-Make sure you have a solid support system of family and friends who will help you through this tough time.
-Avoid places and people that tempt you to use cannabis.
-Stay busy and find other activities to do that don’t involve using cannabis.
-Remember why you’re quitting and what benefits staying quit will bring into your life.
Most people who try to quit smoking cannabis on their own will relapse within the first few weeks. This is because quitting smoking is a difficult task, and it’s made even harder by the fact that cannabis is so easily accessible. However, there are a few things you can do to increase your chances of success. In this section, we’ll talk about some of the best ways to prevent a relapse.
Identify your triggers

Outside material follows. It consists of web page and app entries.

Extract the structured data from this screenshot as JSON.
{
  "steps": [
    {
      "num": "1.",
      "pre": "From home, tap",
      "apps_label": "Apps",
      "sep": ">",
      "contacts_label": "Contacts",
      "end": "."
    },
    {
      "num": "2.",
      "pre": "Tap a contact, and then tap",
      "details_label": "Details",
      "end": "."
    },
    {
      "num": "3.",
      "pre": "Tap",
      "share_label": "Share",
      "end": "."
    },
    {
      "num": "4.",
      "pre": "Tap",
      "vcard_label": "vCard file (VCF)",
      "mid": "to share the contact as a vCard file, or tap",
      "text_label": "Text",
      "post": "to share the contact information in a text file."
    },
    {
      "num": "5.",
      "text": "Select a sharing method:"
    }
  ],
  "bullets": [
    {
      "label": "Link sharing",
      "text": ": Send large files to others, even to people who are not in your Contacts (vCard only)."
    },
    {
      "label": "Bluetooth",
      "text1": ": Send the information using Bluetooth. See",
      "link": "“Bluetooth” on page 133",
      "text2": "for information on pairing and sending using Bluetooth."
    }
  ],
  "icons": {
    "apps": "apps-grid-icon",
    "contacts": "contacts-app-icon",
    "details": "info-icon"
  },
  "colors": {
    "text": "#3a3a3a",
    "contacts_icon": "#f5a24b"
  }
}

In order to successfully avoid a relapse, it is important to identify your personal triggers. These are the people, places, things, or situations that make you want to use cannabis. Everyone’s triggers are different, so it’s important to take some time to think about what yours are. Once you know what your triggers are, you can develop a plan for how to avoid them.
common triggers include:
– being around people who use cannabis
– being in places where cannabis is used or being around people who are using it
– seeing cannabis or smelling it
– feeling stressed, anxious, or depressed
– feeling bored or having spare time
If you’re not sure what your triggers are, try keeping a journal. Every time you feel the urge to use cannabis, write down what was happening at the time. After a few weeks, you should start to see patterns emerge. Once you know what your triggers are, you can develop a plan for how to avoid them.
Find a support group
When you’re trying to quit smoking cannabis, it can be helpful to join a support group. This can provide you with invaluable peer support and allow you to share your experiences with others who are going through the same thing. There are many online and offline support groups available, so take some time to research which one would be right for you.
Create a relapse prevention plan
If you’re trying to quit cannabis, it’s important to have a relapse prevention plan in place. This will help you stay on track and avoid temptation. Here are some tips to get you started:
-Identify your triggers: What situations or emotions make you want to use cannabis? When do you feel most vulnerable? Having a good understanding of your triggers will help you avoid them in the future.
-Develop a support network: Surround yourself with people who will support your decision to quit. These could be friends, family, or members of a support group. Having people to lean on will make it easier to stay on track.
-Have a plan for when cravings hit: Cravings are inevitable, but having a plan in place will help you resist the urge to use. This could involve distracting yourself with another activity, calling a friend for support, or making sure you have healthy snacks on hand so you don’t get too hungry.
-Find new hobbies: If smoking was a big part of your life, find new hobbies to fill the void. Pick something that’s enjoyable and keeping busy will help take your mind off using cannabis.
-Reward yourself: When you reach milestones in your journey, celebrate! This could involve treating yourself to a new book or going out for dinner with friends. Recognizing your accomplishments will help keep you motivated.